Wherever "text" appears in the records below, copy the line that holds it.
————————
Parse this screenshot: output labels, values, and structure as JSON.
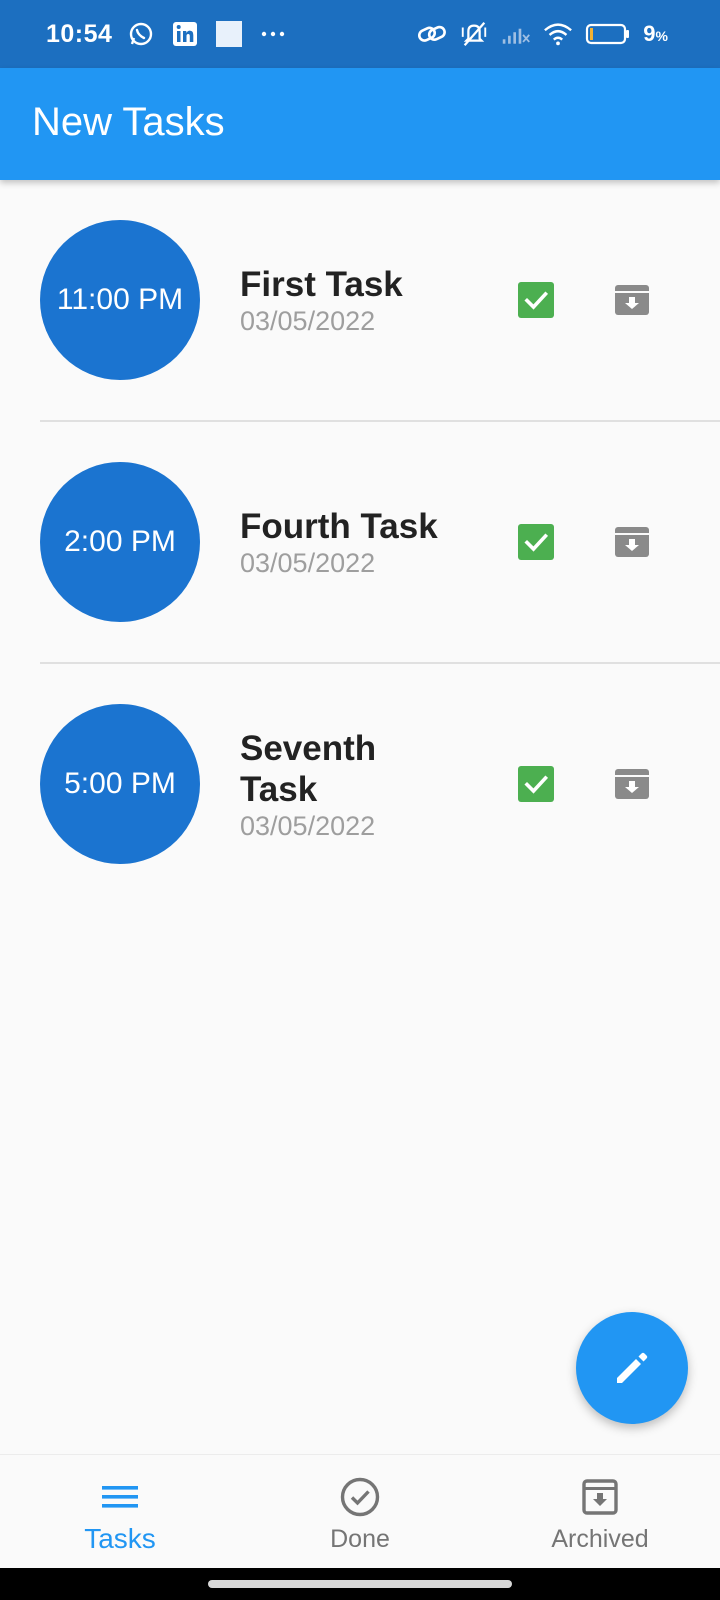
{
  "status_bar": {
    "time": "10:54",
    "battery_percent": "9",
    "battery_unit": "%",
    "left_icons": [
      "whatsapp-icon",
      "linkedin-icon",
      "square-notification-icon",
      "more-dots-icon"
    ],
    "right_icons": [
      "link-icon",
      "vibrate-off-icon",
      "cellular-signal-icon",
      "wifi-icon",
      "battery-icon"
    ]
  },
  "app_bar": {
    "title": "New Tasks"
  },
  "tasks": [
    {
      "time": "11:00 PM",
      "title": "First Task",
      "date": "03/05/2022"
    },
    {
      "time": "2:00 PM",
      "title": "Fourth Task",
      "date": "03/05/2022"
    },
    {
      "time": "5:00 PM",
      "title": "Seventh Task",
      "date": "03/05/2022"
    }
  ],
  "fab": {
    "icon": "edit-icon"
  },
  "bottom_nav": {
    "items": [
      {
        "label": "Tasks",
        "icon": "menu-icon",
        "active": true
      },
      {
        "label": "Done",
        "icon": "check-circle-icon",
        "active": false
      },
      {
        "label": "Archived",
        "icon": "archive-icon",
        "active": false
      }
    ]
  },
  "colors": {
    "status_bar": "#1c6fc0",
    "app_bar": "#2196f3",
    "time_circle": "#1b74d0",
    "done_green": "#4caf50",
    "archive_grey": "#8a8a8a",
    "active_nav": "#2196f3"
  }
}
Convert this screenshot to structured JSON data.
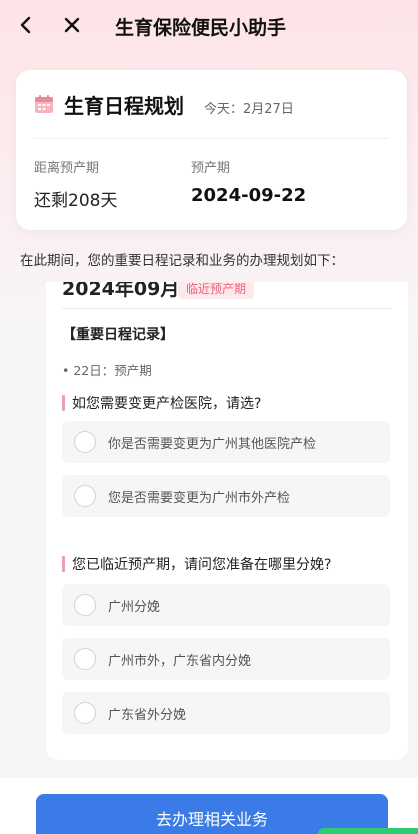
{
  "header": {
    "title": "生育保险便民小助手"
  },
  "card": {
    "title": "生育日程规划",
    "today": "今天：2月27日",
    "remain_label": "距离预产期",
    "remain_value": "还剩208天",
    "due_label": "预产期",
    "due_value": "2024-09-22"
  },
  "intro": "在此期间，您的重要日程记录和业务的办理规划如下：",
  "timeline": {
    "month": "2024年09月",
    "tag": "临近预产期",
    "section_title": "【重要日程记录】",
    "event": "• 22日：预产期",
    "questions": [
      {
        "text": "如您需要变更产检医院，请选?",
        "options": [
          "你是否需要变更为广州其他医院产检",
          "您是否需要变更为广州市外产检"
        ]
      },
      {
        "text": "您已临近预产期，请问您准备在哪里分娩?",
        "options": [
          "广州分娩",
          "广州市外，广东省内分娩",
          "广东省外分娩"
        ]
      }
    ]
  },
  "action": {
    "label": "去办理相关业务"
  },
  "colors": {
    "accent": "#3b7be8",
    "tag": "#e8657a",
    "bar": "#e8a0aa"
  }
}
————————
## Answer space:
        "text": "如您需要变更产检医院，请选?",
        "text": "您已临近预产期，请问您准备在哪里分娩?",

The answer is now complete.